The D700 lasted nearly 6 years, but I finally sold it at the end of last year. I felt the time was right for another upgrade, and now my main workhorse is the D810. This camera is yet another significant step in terms of all of the above: noise, color rendition, dynamic range. On the top of that it is a large step in pixel count... I never thought I'd want 36 Mpixel, but I must say it does not hurt having them. You can see here on the left an image of a chalet in the French Alps, which I took a few weeks ago (Nikon D810 with Nikkor 16-35 AF-S f4G at 19 mm, f5.6, 1/160, ISO 64, +0.7EV) . I have then taken a small crop at 100% that shows the details of the restaurant menu posted on the wall... If you are desperate to eat "Les Escargots de Bourgogne" and you are near Albertville, you now know you can find them at the "Chalet les Trappeurs"! This is yet another one of the many examples that have been posted online since the D810 was introduced to demonstrate the impressive level of details that its sensor can resolve. But I dare saying that to me the practical advantage of having these many pixels is limited to being able to crop more. I far more value the huge dynamic range and low noise that this sensor is capable of. Nikon's Picture Controls have also been improved and enriched with more features and I spent a good few weeks tweaking and trying to make the whole thing behave as I want!

I have now completely overhauled my photography website, and I am very close to pressing the "make live" button. Apart from the change in style the bulk of the work was to re-format and re-load all the images, adding all the better photos from my more recent work. As I crawled through my library of pictures it was very interesting to review about 9 years of digital photos, and to see how the style actually changed with the change in camera gear, software techniques as well as me learning more about how to get the most of my equipment. I found myself pushing the saturation and the contrast on some of the early images, as my style has sort of evolved towards making punchier images. At the same time I could clearly see many situations where the limitations of my first camera were exposed, compared to the more recent one. But having said that, some of my favourite pictures are still among those I took in my early years with digital photography. One image in particular which still most people comment on is the one I put at the top of this page. This Exmoor landscape picture is number 33 out of 14077 photos currently in my library, and still is one of my dearest images.

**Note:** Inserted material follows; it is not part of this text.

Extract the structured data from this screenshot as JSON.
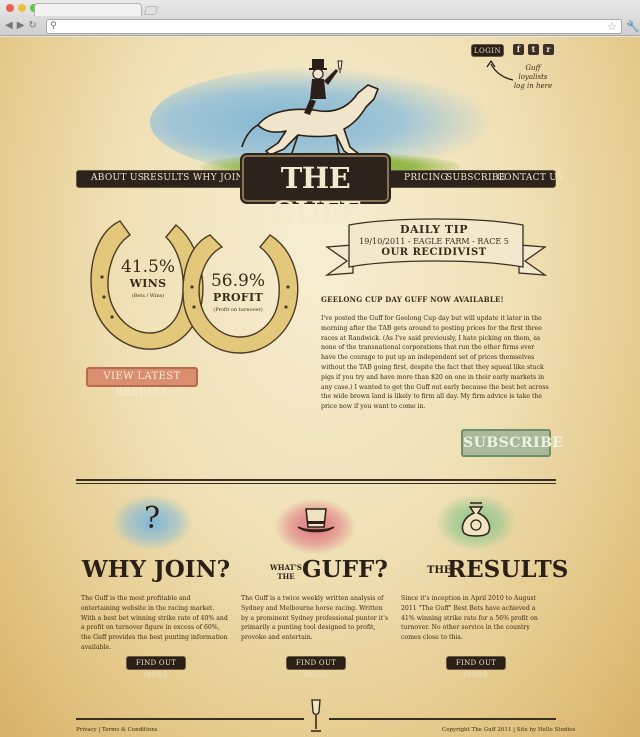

I know this sounds like an old cliche'... but ultimately the camera does not matter! Having said that I find the Nikon D810 an amazing instrument and it will help me to achieve better pictures. Yet in order to get the best out of it, I find that the process of making photos has become even more involving than before. With the D810 I think a lot about the images I am taking in terms of how to shoot them, what sort of options to use and what I can do in post processing to get the best out of them. If there is one thing I am disappointed about is the fact that camera makers can produce a sensor capable of nearly 15 EV stops of dynamic range, but there is no easy way provided to really exploit that, unless one is prepared to carry out some fairly lengthy post processing work... I feel the photography hobby is now more than ever half art and half an engineering project... luckily for me I enjoy both aspects. Nonetheless, I am thinking it would be nice to pick up the Nikkormat once again and shoot a film or two, having to worry about only adjusting three things... you know what? I may well just do that!